The ocean is an enormous source of renewable energy which currently remains largely untapped. The energy in oceans has various forms, most often based on the motion of water, but also on differences in salinity and temperature. Wave energy is the most important contributor of ocean energy.

Wave energy is an appealing potential renewable and sustainable energy resource. Waves are defined as a vertical motion of the ocean surface, where a wave is the profile of the surface elevation between two successive downward zero-crossings of the average surface elevation. When the sun heats the ocean surface, temperature differences occur that create strong winds. These winds interact with the ocean surface causing a rippling of the surface that gradually increases in amplitude. This distortion of the average ocean surface is what is commonly known as waves.

Ocean waves primarily consist of wind-generated waves and can vary from ripples to heights of over 30 meters. Ocean waves generated by wind can travel for thousands of kilometers before reaching land while preserving most of their energy content over these large distances. Although ocean waves are especially visible on the ocean surface, the energy of a wave is contained in the trochoidal movement of all water particles that move. For ocean waves, there is still a movement of particles well below the ocean surface at a depth of approximately half of the wave length of a wave. The distribution between particle movement and depth is exponential, meaning that most energy is contained in the top part of an ocean wave, while the trochoidal motion and energy content decreases fast at lower depths from the surface. Almost 90% of the energy is contained within a depth of a quarter of the wavelength.

As soon as the bottom water particles start to interact with the seabed, the water particles are pushed upwards and the trochoidal motion becomes squeezed into a more horizontal motion. This process gradually decreases the wave energy content and, therefore, waves in shallow waters contain less energy than waves in deep ocean waters. Although waves that reach the shore often provide an impressive view, the energy content in these waves is but a fraction of ocean waves in deep waters.

Ocean waves contain energy up to a depth of one half of their wave length.
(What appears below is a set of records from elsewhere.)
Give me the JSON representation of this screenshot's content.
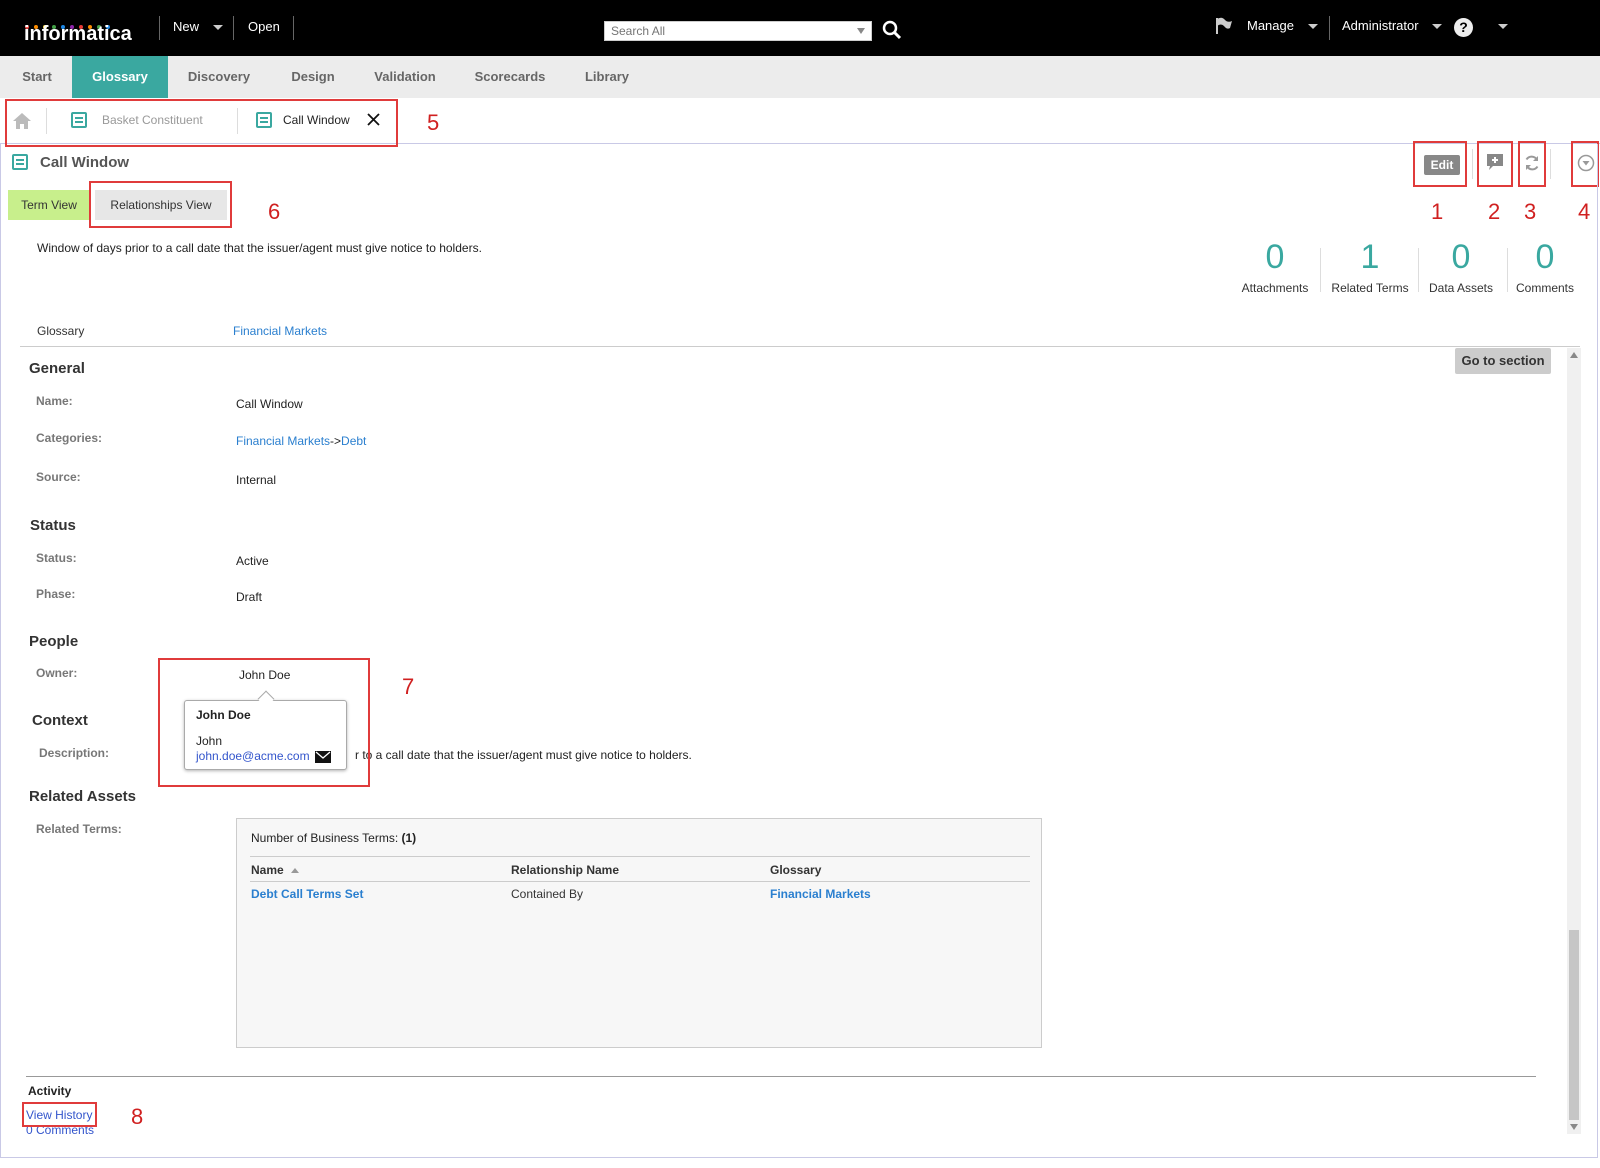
{
  "header": {
    "logo": "informatica",
    "new_label": "New",
    "open_label": "Open",
    "search_placeholder": "Search All",
    "manage_label": "Manage",
    "admin_label": "Administrator"
  },
  "nav": {
    "tabs": [
      "Start",
      "Glossary",
      "Discovery",
      "Design",
      "Validation",
      "Scorecards",
      "Library"
    ],
    "active": "Glossary"
  },
  "breadcrumb": {
    "items": [
      "Basket Constituent",
      "Call Window"
    ]
  },
  "page": {
    "title": "Call Window",
    "edit_label": "Edit",
    "view_tabs": [
      "Term View",
      "Relationships View"
    ],
    "description": "Window of days prior to a call date that the issuer/agent must give notice to holders.",
    "stats": [
      {
        "value": "0",
        "label": "Attachments"
      },
      {
        "value": "1",
        "label": "Related Terms"
      },
      {
        "value": "0",
        "label": "Data Assets"
      },
      {
        "value": "0",
        "label": "Comments"
      }
    ],
    "glossary_label": "Glossary",
    "glossary_value": "Financial Markets",
    "go_to_section": "Go to section"
  },
  "general": {
    "heading": "General",
    "name_label": "Name:",
    "name_value": "Call Window",
    "categories_label": "Categories:",
    "category_1": "Financial Markets",
    "category_sep": "->",
    "category_2": "Debt",
    "source_label": "Source:",
    "source_value": "Internal"
  },
  "status": {
    "heading": "Status",
    "status_label": "Status:",
    "status_value": "Active",
    "phase_label": "Phase:",
    "phase_value": "Draft"
  },
  "people": {
    "heading": "People",
    "owner_label": "Owner:",
    "owner_value": "John Doe",
    "popup_name": "John Doe",
    "popup_first": "John",
    "popup_email": "john.doe@acme.com"
  },
  "context": {
    "heading": "Context",
    "description_label": "Description:",
    "description_visible": "r to a call date that the issuer/agent must give notice to holders."
  },
  "related_assets": {
    "heading": "Related Assets",
    "related_terms_label": "Related Terms:",
    "count_label": "Number of Business Terms:",
    "count_value": "(1)",
    "columns": [
      "Name",
      "Relationship Name",
      "Glossary"
    ],
    "rows": [
      {
        "name": "Debt Call Terms Set",
        "relationship": "Contained By",
        "glossary": "Financial Markets"
      }
    ]
  },
  "activity": {
    "heading": "Activity",
    "view_history": "View History",
    "comments": "0 Comments"
  },
  "annotations": [
    "1",
    "2",
    "3",
    "4",
    "5",
    "6",
    "7",
    "8"
  ],
  "colors": {
    "accent": "#3aa8a0",
    "annotation": "#e03b3b",
    "term_view_tab": "#c8ef8c",
    "link": "#2a7fcf"
  }
}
When the bottom of the wave hits the ocean floater in the surge zone, the energy level of a wave is effectively lowered and the particle movement becomes more orientated in horizontal direction.